Research Musings

Coral Fitness

My research aims to characterize coral’s physiological response to stressors such as increasing temperature then visualize their reaction using a thermal performance curve.

Thermal Performance Curves

Corals are under threat from rising ocean temperatures. The rate of thermal amplification is rising above the current thermal tolerances in corals. The aim of my research is to characterize these thermal ranges by constructing thermal performance curves across multiple species of corals, and under various regimes of stress mitigating processes and actions.

What is a thermal performance curve?

TPC show how an organism responds to increasing temperature. By measuring the organism’s rate (ie. breathing, feeding, reproduction, photosynthesis, and more) across a range of temperatures, we can see where their thermal limits are. We can see the thermal ranges (from the coldest to hottest they can stand before death. In the case of corals, I use thermal performance curves to identify what temperature they perform the best in (the highest rate) and apply it to conservation and restoration efforts. This can include identifying environments that remain within the thermal range of corals.

Acropora Restoration and Fitness in the Florida Keys

This year-long project focuses on the reef-building coral Orbicella franksi found throughout the Keys and the Caribbean.

Reducing Bleaching Severity in Coral Restoration

Utilizing these species-specific thermal performance curves, I then test various stress mitigating processes (decreasing harmful UV irradiance, increasing feeding, and alternative restoration techniques) to understand how coral fitness is changed with these treatments and if this fitness change directly affects the thermal range of the species. The aim is to identify techniques and mitigation actions that reduce bleaching severity and shift the thermal range of corals.

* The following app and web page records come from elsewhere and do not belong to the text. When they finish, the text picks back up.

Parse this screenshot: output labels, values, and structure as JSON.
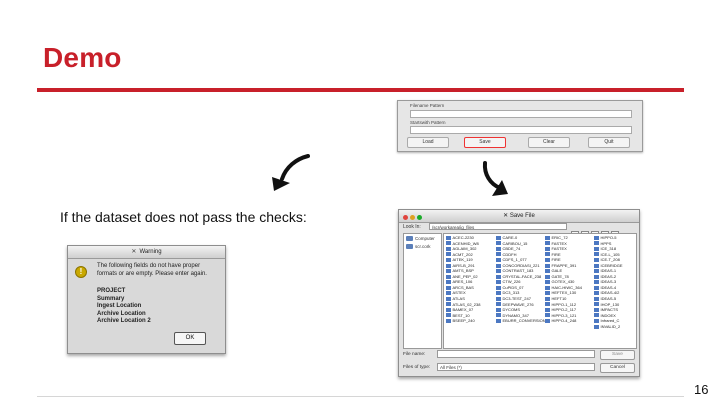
{
  "slide": {
    "title": "Demo",
    "caption": "If the dataset does not pass the checks:",
    "page_number": "16"
  },
  "colors": {
    "accent": "#c8202a"
  },
  "icons": {
    "arrow_left": "curved-arrow-down-left-icon",
    "arrow_right": "curved-arrow-down-right-icon"
  },
  "top_dialog": {
    "filename_pattern_label": "Filename Pattern",
    "startswith_pattern_label": "Startswith Pattern",
    "buttons": [
      "Load",
      "Save",
      "Clear",
      "Quit"
    ]
  },
  "warning": {
    "title": "Warning",
    "message": "The following fields do not have proper formats or are empty. Please enter again.",
    "fields": [
      "PROJECT",
      "Summary",
      "Ingest Location",
      "Archive Location",
      "Archive Location 2"
    ],
    "ok_label": "OK"
  },
  "save_dialog": {
    "title": "Save File",
    "look_in_label": "Look In:",
    "look_in_value": "/scr/workarea/ig_files",
    "places": [
      "Computer",
      "scr.cork"
    ],
    "columns": [
      [
        "ACEC-2230",
        "ACENHID_W8",
        "AGLAIM_302",
        "ACMT_202",
        "AITEK_119",
        "AIRS-B_291",
        "AMTS_BSP",
        "ANE_PEP_02",
        "ARES_106",
        "ARCS_BAS",
        "ASTEX",
        "ATLAS",
        "ATLAS_02_238",
        "BAMEX_07",
        "BEST_10",
        "BSEEP_240"
      ],
      [
        "CARE-0",
        "CARIBOU_15",
        "CBDE_74",
        "CDDFH",
        "CDFS_1_077",
        "CONCORDIASI_221",
        "CONTRAST_183",
        "CRYSTAL-FACE_238",
        "CTW_226",
        "CuPIDS_07",
        "DC3_313",
        "DC3-TEST_247",
        "DEEPWAVE_276",
        "DYCOMS",
        "DYNAMO_347",
        "EBURR_CONVERSION"
      ],
      [
        "ERIC_72",
        "FASTEX",
        "FASTEX",
        "FIRE",
        "FIRE",
        "FRAPPE_391",
        "GALE",
        "GATE_78",
        "GOTEX_430",
        "HAIC-HIWC_364",
        "HEFTEX_130",
        "HEFT10",
        "HIPPO-1_112",
        "HIPPO-2_117",
        "HIPPO-3_121",
        "HIPPO-4_248"
      ],
      [
        "HIPPO-5",
        "HPPS",
        "ICE_318",
        "ICE-L_105",
        "ICE-T_208",
        "ICEBRIDGE",
        "IDEAS-1",
        "IDEAS-2",
        "IDEAS-3",
        "IDEAS-4",
        "IDEAS-4/2",
        "IDEAS-5",
        "IHOP_130",
        "IMPACTS",
        "INDOEX",
        "Infrared_C",
        "INVALID_2"
      ]
    ],
    "file_name_label": "File name:",
    "file_name_value": "",
    "file_type_label": "Files of type:",
    "file_type_value": "All Files (*)",
    "save_label": "Save",
    "cancel_label": "Cancel"
  }
}
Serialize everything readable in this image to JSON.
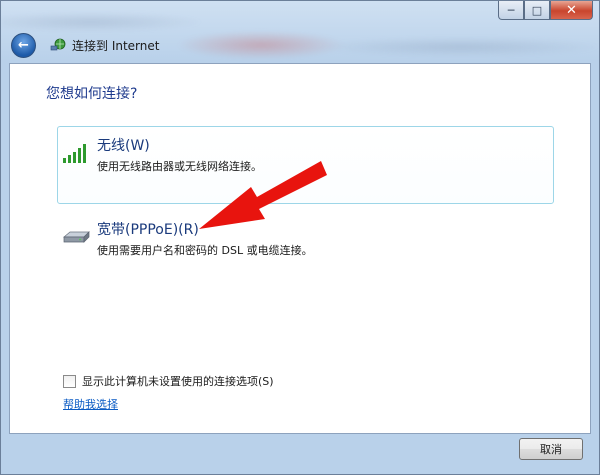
{
  "window": {
    "title": "连接到 Internet",
    "close_glyph": "✕",
    "minimize_glyph": "─",
    "maximize_glyph": "□",
    "back_glyph": "←"
  },
  "main": {
    "heading": "您想如何连接?",
    "options": [
      {
        "title": "无线(W)",
        "description": "使用无线路由器或无线网络连接。",
        "icon": "wireless-signal-icon"
      },
      {
        "title": "宽带(PPPoE)(R)",
        "description": "使用需要用户名和密码的 DSL 或电缆连接。",
        "icon": "broadband-modem-icon"
      }
    ],
    "checkbox_label": "显示此计算机未设置使用的连接选项(S)",
    "checkbox_checked": false,
    "help_link": "帮助我选择"
  },
  "footer": {
    "cancel_label": "取消"
  },
  "colors": {
    "heading": "#1f3b8e",
    "link": "#0a5bc4",
    "selection_border": "#9dd6e8",
    "annotation_arrow": "#e8140e"
  }
}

The goal of this research is to implement my findings into current restoration and management actions, identify techniques that can help keep corals within their thermal limits, and identify specific genotypes that have or are capable of shifting their thermal range beyond predicted future warming scenarios.

The restoration trees used in the Coral Restoration Foundations coral nurseries


Corals in the laboratory shipped from Key Largo, FL and the Coral Restoration Foundation.

My first Graduate research project is investigating novel restoration tools for the endangered coral, Acropora cervicornis. UNC 2018

Thank you to the Coral Restoration Foundation, who graciously offered me offshore nursery corals to bring back to the lab to explore these techniques to see if we can improve coral restoration projects in Florida.

This research uses coral fitness measurements (respiration, photosynthesis, growth, and calcification rates) during experimental bleaching to see if my techniques reduce the severity of bleaching.

In the thick of experimentation, I perform weekly environmental water parameter checks on the coral tanks to ensure they are within their range in  Salinity, Nitrogen, Phosphorus, Calcium, Magnesium, and Alkalinity.


Chemicals used to check water parameters in the aquarium